Yachana in the indigenous Kichwa language means "A Place to Learn". This aptly describes the experience a volunteer can have here. Every day the workers and volunteers strive to think of new ways to benefit the local community. The work done here all goes back into the land and sustainment of The Amazon Rainforest.
At the Yachana Foundation I didn't just learn about nature; I was an active participant in its preservation. Under the guidance of skilled teachers, I learned about agroforestry. This included planting and harvesting cacao, properly spacing and marking coffee trees, and planting breadfruit trees as a part of reforestation.

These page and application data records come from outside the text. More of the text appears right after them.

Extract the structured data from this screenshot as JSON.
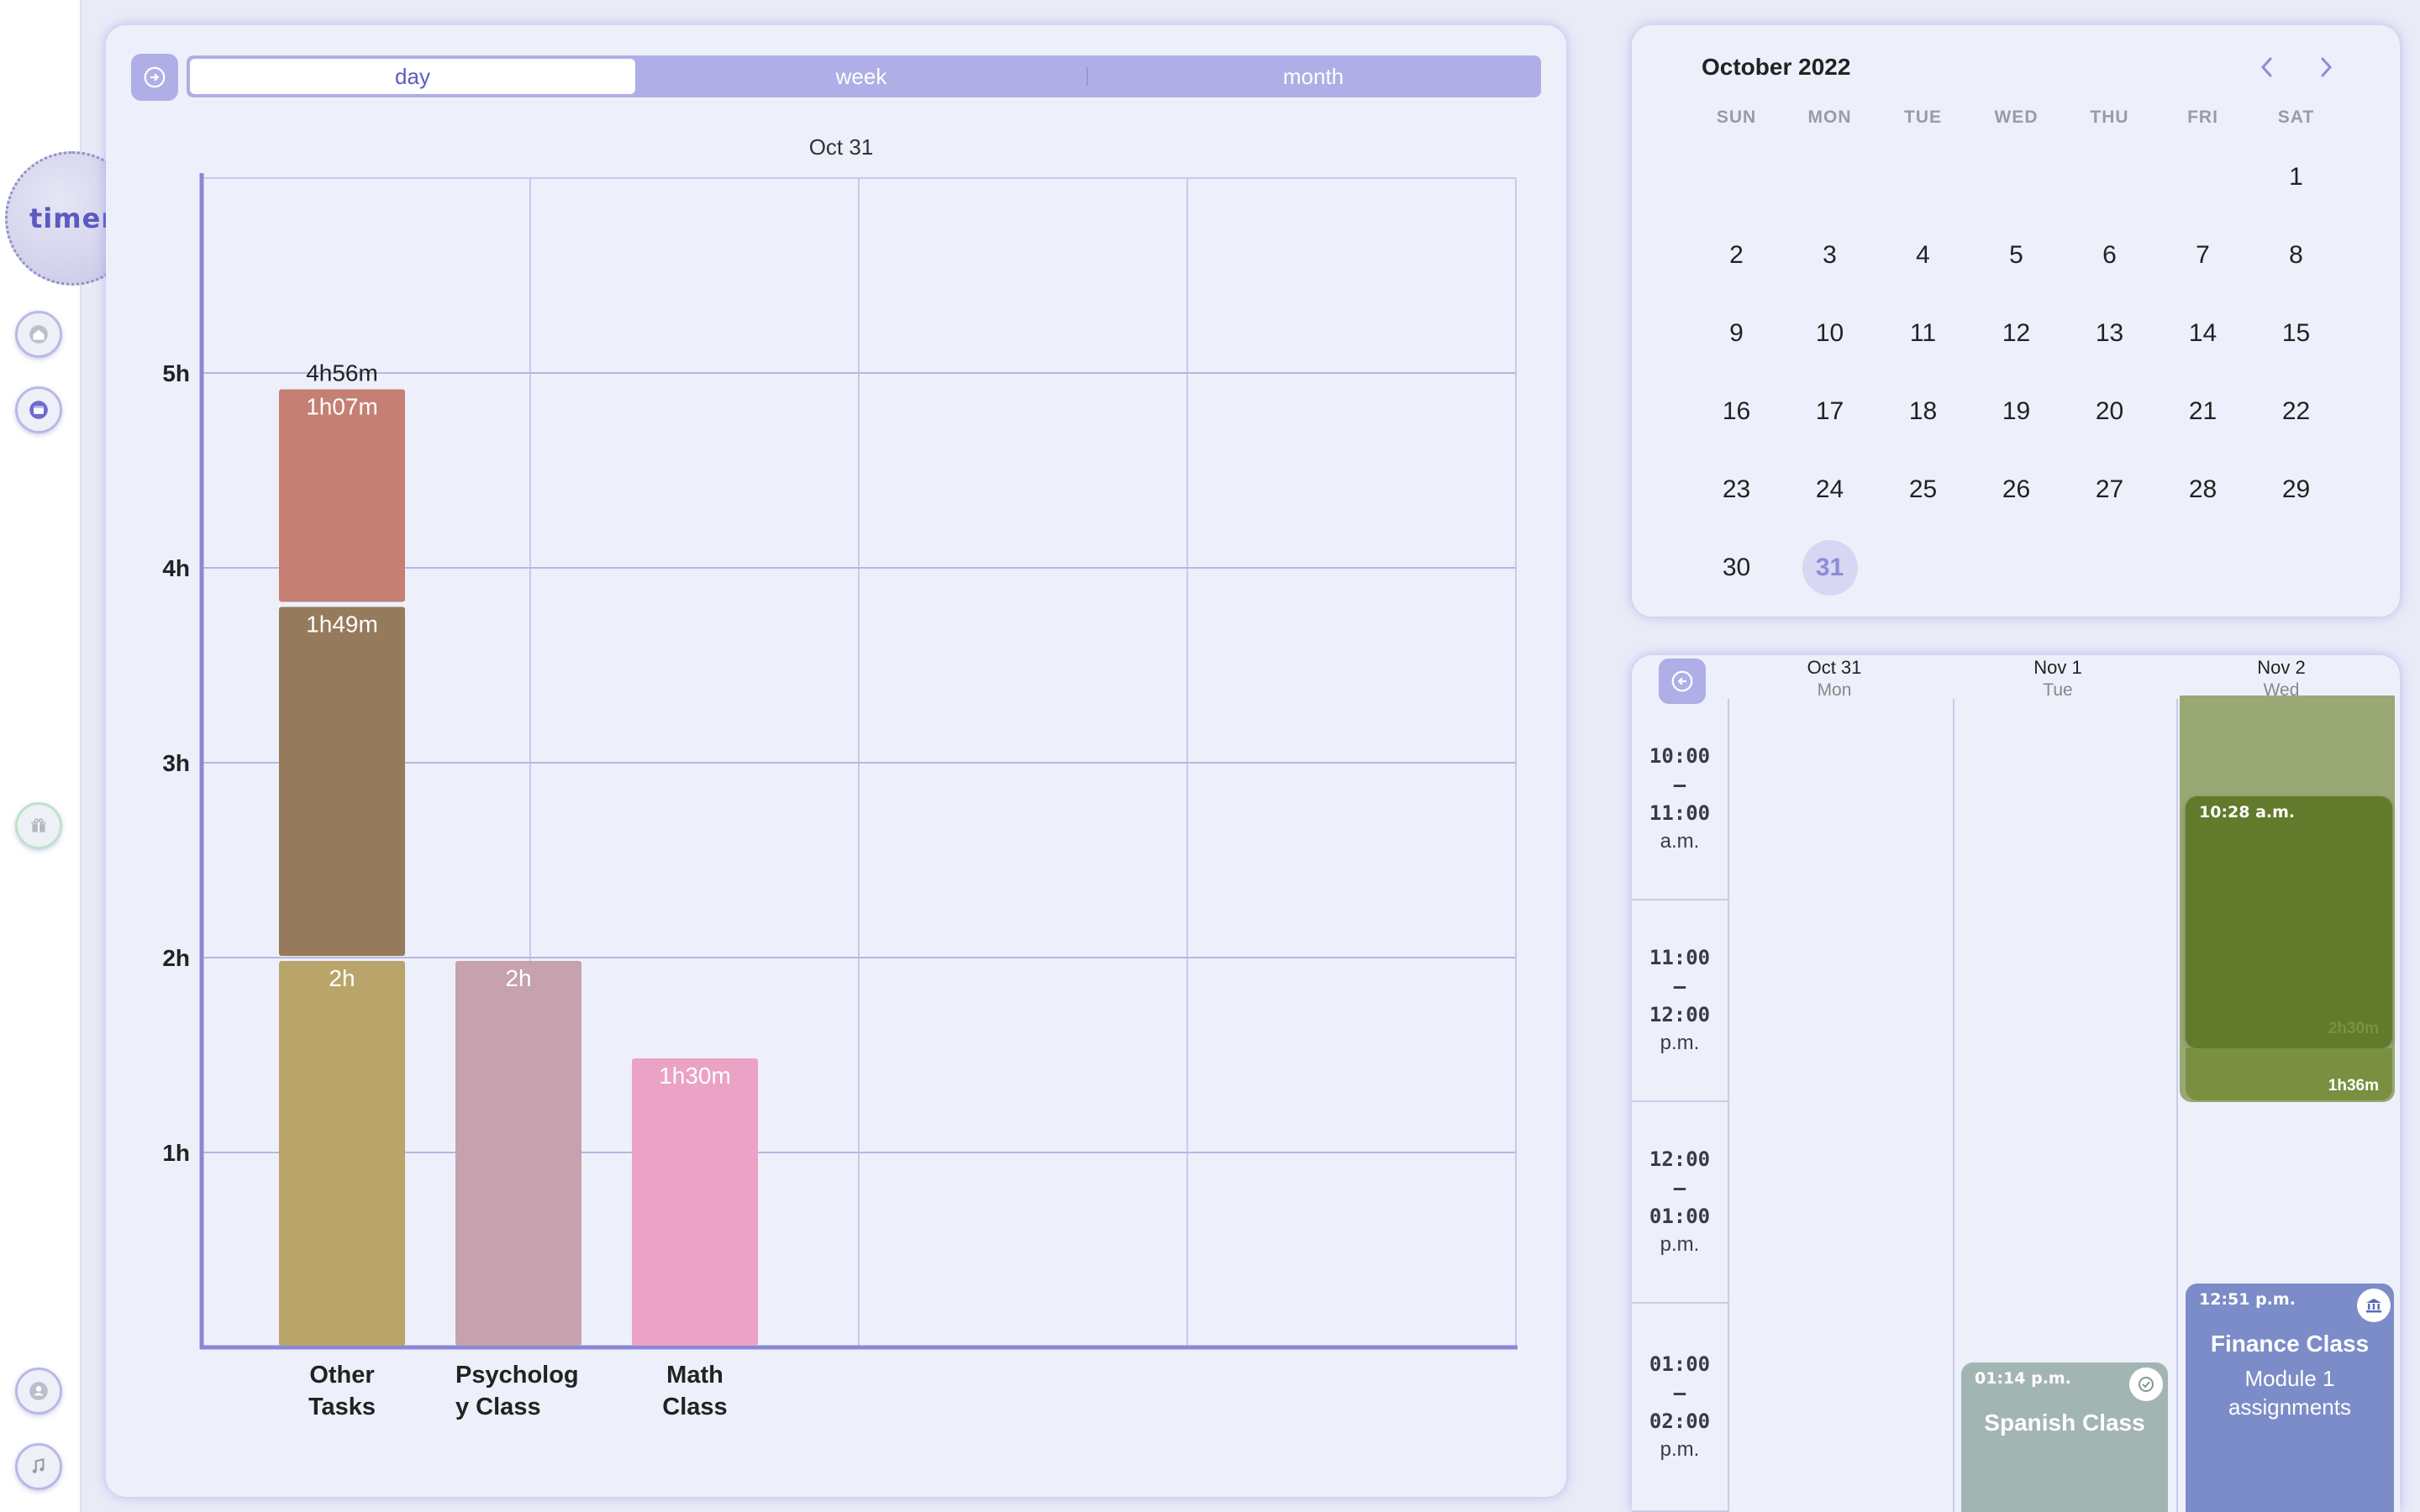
{
  "app": {
    "logo_text": "timer"
  },
  "view_tabs": [
    {
      "label": "day",
      "active": true
    },
    {
      "label": "week",
      "active": false
    },
    {
      "label": "month",
      "active": false
    }
  ],
  "chart_data": {
    "type": "bar",
    "stacked": true,
    "date_label": "Oct 31",
    "categories": [
      "Other Tasks",
      "Psychology Class",
      "Math Class"
    ],
    "category_labels": [
      [
        "Other",
        "Tasks"
      ],
      [
        "Psycholog",
        "y Class"
      ],
      [
        "Math",
        "Class"
      ]
    ],
    "ylim": [
      0,
      6
    ],
    "yticks": [
      "1h",
      "2h",
      "3h",
      "4h",
      "5h"
    ],
    "yticks_values": [
      1,
      2,
      3,
      4,
      5
    ],
    "segments": [
      {
        "category": "Other Tasks",
        "start": 0,
        "hours": 2.0,
        "label": "2h",
        "color": "#b9a56a"
      },
      {
        "category": "Other Tasks",
        "start": 2.0,
        "hours": 1.8167,
        "label": "1h49m",
        "color": "#957b5b"
      },
      {
        "category": "Other Tasks",
        "start": 3.8167,
        "hours": 1.1167,
        "label": "1h07m",
        "color": "#c57f73"
      },
      {
        "category": "Psychology Class",
        "start": 0,
        "hours": 2.0,
        "label": "2h",
        "color": "#c5a2ad"
      },
      {
        "category": "Math Class",
        "start": 0,
        "hours": 1.5,
        "label": "1h30m",
        "color": "#eba2c4"
      }
    ],
    "totals": [
      {
        "category": "Other Tasks",
        "hours": 4.9333,
        "label": "4h56m"
      }
    ],
    "grid": true
  },
  "calendar": {
    "title": "October 2022",
    "weekdays": [
      "SUN",
      "MON",
      "TUE",
      "WED",
      "THU",
      "FRI",
      "SAT"
    ],
    "leading_blanks": 6,
    "days": [
      1,
      2,
      3,
      4,
      5,
      6,
      7,
      8,
      9,
      10,
      11,
      12,
      13,
      14,
      15,
      16,
      17,
      18,
      19,
      20,
      21,
      22,
      23,
      24,
      25,
      26,
      27,
      28,
      29,
      30,
      31
    ],
    "selected_day": 31
  },
  "week": {
    "days": [
      {
        "date": "Oct 31",
        "weekday": "Mon"
      },
      {
        "date": "Nov 1",
        "weekday": "Tue"
      },
      {
        "date": "Nov 2",
        "weekday": "Wed"
      }
    ],
    "time_slots": [
      {
        "start": "10:00",
        "end": "11:00",
        "ampm": "a.m."
      },
      {
        "start": "11:00",
        "end": "12:00",
        "ampm": "p.m."
      },
      {
        "start": "12:00",
        "end": "01:00",
        "ampm": "p.m."
      },
      {
        "start": "01:00",
        "end": "02:00",
        "ampm": "p.m."
      }
    ],
    "events": [
      {
        "time": "10:28 a.m.",
        "duration": "1h36m",
        "ghost_duration": "2h30m",
        "color": "#617a2c"
      },
      {
        "time": "12:51 p.m.",
        "title": "Finance Class",
        "detail_lines": [
          "Module 1",
          "assignments"
        ],
        "color": "#7b8cc8"
      },
      {
        "time": "01:14 p.m.",
        "title": "Spanish Class",
        "color": "#a3b5b3"
      }
    ]
  }
}
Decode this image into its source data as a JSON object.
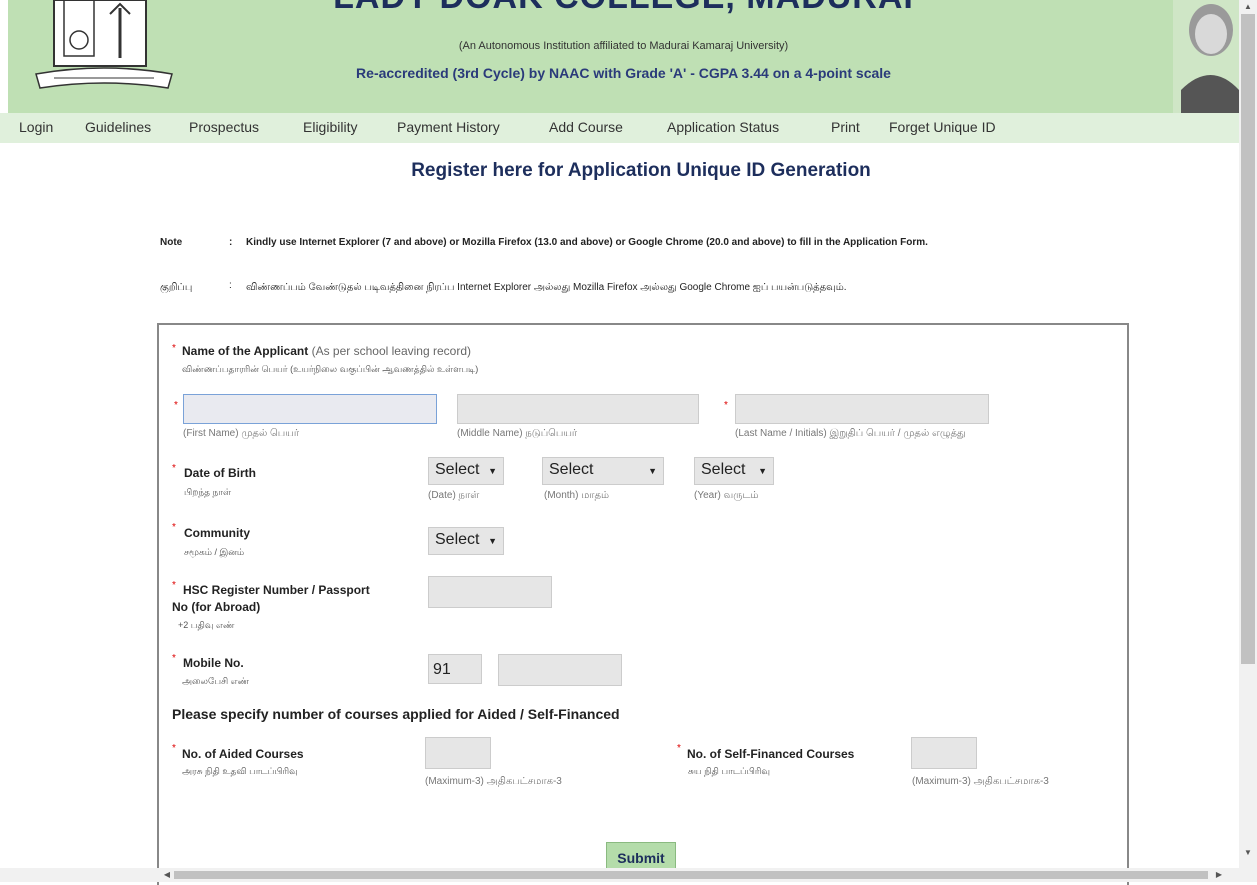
{
  "header": {
    "college_name": "LADY DOAK COLLEGE, MADURAI",
    "affiliation": "(An Autonomous Institution affiliated to Madurai Kamaraj University)",
    "accreditation": "Re-accredited (3rd Cycle) by NAAC with Grade 'A' - CGPA 3.44 on a 4-point scale",
    "bg_color": "#bfe0b4"
  },
  "nav": {
    "items": [
      "Login",
      "Guidelines",
      "Prospectus",
      "Eligibility",
      "Payment History",
      "Add Course",
      "Application Status",
      "Print",
      "Forget Unique ID"
    ]
  },
  "page_title": "Register here for Application Unique ID Generation",
  "note": {
    "label_en": "Note",
    "text_en": "Kindly use Internet Explorer (7 and above) or Mozilla Firefox (13.0 and above) or Google Chrome (20.0 and above) to fill in the Application Form.",
    "label_ta": "குறிப்பு",
    "text_ta": "விண்ணப்பம் வேண்டுதல் படிவத்தினை நிரப்ப Internet Explorer அல்லது Mozilla Firefox அல்லது Google Chrome ஐப் பயன்படுத்தவும்."
  },
  "form": {
    "name_label": "Name of the Applicant",
    "name_hint": "(As per school leaving record)",
    "name_ta": "விண்ணப்பதாரரின் பெயர் (உயர்நிலை வகுப்பின் ஆவணத்தில் உள்ளபடி)",
    "first_name_hint": "(First Name) முதல் பெயர்",
    "middle_name_hint": "(Middle Name) நடுப்பெயர்",
    "last_name_hint": "(Last Name / Initials) இறுதிப் பெயர் / முதல் எழுத்து",
    "dob_label": "Date of Birth",
    "dob_ta": "பிறந்த நாள்",
    "date_select": "Select",
    "month_select": "Select",
    "year_select": "Select",
    "date_hint": "(Date) நாள்",
    "month_hint": "(Month) மாதம்",
    "year_hint": "(Year) வருடம்",
    "community_label": "Community",
    "community_ta": "சமூகம் / இனம்",
    "community_select": "Select",
    "hsc_label_1": "HSC Register Number / Passport",
    "hsc_label_2": "No (for Abroad)",
    "hsc_ta": "+2 பதிவு எண்",
    "mobile_label": "Mobile No.",
    "mobile_ta": "அலைபேசி எண்",
    "mobile_code": "91",
    "courses_heading": "Please specify number of courses applied for Aided / Self-Financed",
    "aided_label": "No. of Aided Courses",
    "aided_ta": "அரசு நிதி உதவி பாடப்பிரிவு",
    "aided_hint": "(Maximum-3) அதிகபட்சமாக-3",
    "self_label": "No. of Self-Financed Courses",
    "self_ta": "சுய நிதி பாடப்பிரிவு",
    "self_hint": "(Maximum-3) அதிகபட்சமாக-3",
    "required_mark": "*",
    "submit_label": "Submit"
  }
}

I also learned how to care for pigs and chickens. Did you know that pigs like to eat banana leaves? Or that you can use a solar dehydrator to dry corn to use for chicken feed?
After all of this, I finally understood how cyclical everything was. Nature knows how to thrive and take care of itself. Our work was not interfering with nature, or doing its job, but acting in harmony with it.
The fertile earth grew the banana trees. The pigs feasted on ripe bananas. From that waste, and other organic material, we were able to feed a biodigester. The biodigester then broke down the material over the course of two weeks to create fertilizer. This fertilizer was rich in minerals and aided saplings in their growth.
All for the cycle to start over again.
It was not all work, though. There was plenty of time to enjoy the project and relax. In the heat of the afternoon I would meditate under the most powerful tree I have ever seen. There, I found inspiration, creativity, and rest. I also used this time to catch up on reading, watch Netflix, or video chat with friends and family. Even though you are off grid in The Amazon, the solar-powered WiFi is fairly reliable!
You can be off grid, immersed in nature, and not surrender all your comforts.
In the Amazon Rainforest, food is a reflection of the land's abundance. This is where I had some of the best meals of my life! I ate everything from heart of palm quiche, plantains picked onsite, and even pirhana caught in the local river!
The Yachana Foundation provided an on-site cook who supplied three well balanced meals a day. This was the ultimate farm-to-table experience given that the nearest tiny town was an hour away. There were no grocery stores or restaurants. The family-style meals were my favorite part of the day.
As a part of the experience, I even got to join a cooking class and learn how to make chocolate from scratch!
If there is one thing The Amazon has no shortage of, it's adventure. During my time off, I explored The Amazon's gems. Here are just a few of the captivating activities I experienced as a volunteer.
A picture-perfect waterfall hidden deep in the jungle. This took an hour ride and a further trek to get here.
I visited an Amazonian fruit farm and indulged in the freshest fruits I've ever tasted! I'm picky with fruits, and I loved everything I ate here.
This was my favorite thing I did in The Amazon. This was one of the most unique activities I've ever done and I would have never known about it without volunteering.
The Napo River, a tributary of the Amazon River, was like a dream. Another highlight to volunteering at Yachana was zooming through rapids in a canoe. This was one of the best places to take in the wildlife around me.
My time at The Yachana Foundation was not only about personal development, but also about making a lasting impact on the local community.
The Yachana Foundation is dedicated to creating positive social change in The Amazon Rainforest. As a volunteer you can directly contribute while working with the local people. There are always new projects and new ways to improve the area. Some of these include: the development of a new clinic, a new solar-powered school, and research on stingless bees.
The Amazon Rainforest and the Yachana Foundation is one of the most enriching places a volunteer can spend their time. It was not just an adventure; it was a chance to experience immersion, an opportunity to learn from nature, and a way to create positive change.
Want to experience this and volunteer here? Apply through the Worldpacker links above!